5. Inflammatory Foods
Grains, dairy, sugar, and soy are also problematic as they can also cause inflammation in the body. These things can often be hidden in packaged foods so read your labels! I also recommend sticking to whole foods over refined and packaged foods because not only do you reduce your risk of exposure to these inflammatory foods, but you will also be fueling your body with the nutrition that it needs to function at its best.
Instead of consuming these inflammatory foods, I recommend replacing them with anti-inflammatory foods such as:
- Dark leafy greens
- Wild-caught salmon
- Olive oil
- Chia & Flaxseeds
Spices: Turmeric & Ginger
6. Sea Vegetables
Sea vegetables are a super-rich source of minerals and iodine. Iodine deficiency is a well-studied causal factor in hypothyroidism and is absolutely necessary for the production of thyroid hormone (8). The best forms of seaweed for dietary iodine are kelp, kombu, nori, and wakame.
These are typically purchased in whole, dry form or are sometimes sold as seasoning blends that help disguise the seaweed taste if you prefer. Kelp is the highest in iodine, but all the sea vegetable types are rich sources of trace minerals including iodine, magnesium, selenium and more. They are also a fantastic source of chlorophyll for overall bodily detoxification. This is a key food to use on the hypothyroidism nutrition plan.
7. Test Your Thyroid
The importance of holistic connectivity, which considers you as a whole, with all parts of your body affecting the others is vital for thyroid health. it’s impossible to consider the health of your thyroid independently from your gut. . depending on your health history, nutritional status and lifestyle. These are the factors taken into account when constructing your treatment plan.

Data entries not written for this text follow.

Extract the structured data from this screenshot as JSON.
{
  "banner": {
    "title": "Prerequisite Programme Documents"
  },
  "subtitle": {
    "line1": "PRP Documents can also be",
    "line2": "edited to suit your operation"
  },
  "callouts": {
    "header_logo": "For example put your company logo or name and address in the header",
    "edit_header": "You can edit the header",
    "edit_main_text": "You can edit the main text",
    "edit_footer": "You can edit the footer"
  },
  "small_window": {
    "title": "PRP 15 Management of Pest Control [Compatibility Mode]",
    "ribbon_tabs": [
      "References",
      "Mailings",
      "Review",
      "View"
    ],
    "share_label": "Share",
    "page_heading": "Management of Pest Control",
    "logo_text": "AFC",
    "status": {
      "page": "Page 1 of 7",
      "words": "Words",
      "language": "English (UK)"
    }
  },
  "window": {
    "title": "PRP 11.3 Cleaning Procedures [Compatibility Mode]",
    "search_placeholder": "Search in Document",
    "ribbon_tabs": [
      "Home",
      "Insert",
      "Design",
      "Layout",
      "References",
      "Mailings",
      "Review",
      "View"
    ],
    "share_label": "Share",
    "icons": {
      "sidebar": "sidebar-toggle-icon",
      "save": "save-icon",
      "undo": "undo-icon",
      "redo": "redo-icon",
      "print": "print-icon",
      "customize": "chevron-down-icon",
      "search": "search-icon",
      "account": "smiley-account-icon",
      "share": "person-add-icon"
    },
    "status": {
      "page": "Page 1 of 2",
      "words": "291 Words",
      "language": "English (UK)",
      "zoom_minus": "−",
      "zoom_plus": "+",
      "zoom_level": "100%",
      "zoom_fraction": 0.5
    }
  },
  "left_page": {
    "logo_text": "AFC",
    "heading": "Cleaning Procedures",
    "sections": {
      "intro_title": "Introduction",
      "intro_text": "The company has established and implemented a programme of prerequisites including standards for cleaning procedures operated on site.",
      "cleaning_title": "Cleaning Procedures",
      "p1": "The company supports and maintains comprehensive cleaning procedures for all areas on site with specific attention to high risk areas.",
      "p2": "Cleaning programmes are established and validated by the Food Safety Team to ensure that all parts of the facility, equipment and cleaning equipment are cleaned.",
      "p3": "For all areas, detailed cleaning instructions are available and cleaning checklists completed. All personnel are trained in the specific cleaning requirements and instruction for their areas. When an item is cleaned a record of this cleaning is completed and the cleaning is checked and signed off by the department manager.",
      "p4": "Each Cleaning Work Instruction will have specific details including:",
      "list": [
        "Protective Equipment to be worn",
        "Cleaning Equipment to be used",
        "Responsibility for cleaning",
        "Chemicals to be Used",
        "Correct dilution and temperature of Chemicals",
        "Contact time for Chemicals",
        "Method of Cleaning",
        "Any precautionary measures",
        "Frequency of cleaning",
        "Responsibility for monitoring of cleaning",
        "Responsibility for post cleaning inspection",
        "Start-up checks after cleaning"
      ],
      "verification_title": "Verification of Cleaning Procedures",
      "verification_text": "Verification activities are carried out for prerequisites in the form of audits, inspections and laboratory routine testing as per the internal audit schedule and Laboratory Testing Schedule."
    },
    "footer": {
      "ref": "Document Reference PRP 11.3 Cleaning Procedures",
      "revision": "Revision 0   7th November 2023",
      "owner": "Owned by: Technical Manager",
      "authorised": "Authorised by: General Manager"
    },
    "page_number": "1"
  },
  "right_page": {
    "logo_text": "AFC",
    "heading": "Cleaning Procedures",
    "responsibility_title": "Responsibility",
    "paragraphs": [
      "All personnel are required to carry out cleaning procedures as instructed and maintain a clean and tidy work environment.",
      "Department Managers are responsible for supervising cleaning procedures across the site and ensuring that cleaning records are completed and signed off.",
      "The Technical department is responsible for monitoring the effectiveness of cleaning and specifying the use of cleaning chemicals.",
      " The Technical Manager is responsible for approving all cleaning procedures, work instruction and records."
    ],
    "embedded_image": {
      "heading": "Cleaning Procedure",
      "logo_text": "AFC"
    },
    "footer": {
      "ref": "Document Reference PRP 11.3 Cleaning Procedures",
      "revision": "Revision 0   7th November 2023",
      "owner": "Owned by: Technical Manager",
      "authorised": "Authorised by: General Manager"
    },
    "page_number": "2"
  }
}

Functional tests can examine what shape your microbiome is in and the messenger substances the bacteria are releasing. A functional thyroid test will reveal your levels of active hormones plus any antibodies your body may be produced against your thyroid gland. Following this, nutrients to support your gut and your thyroid will be recommended, along with dietary suggestions like eating plenty of plant fibre and fermented foods to support your microbiome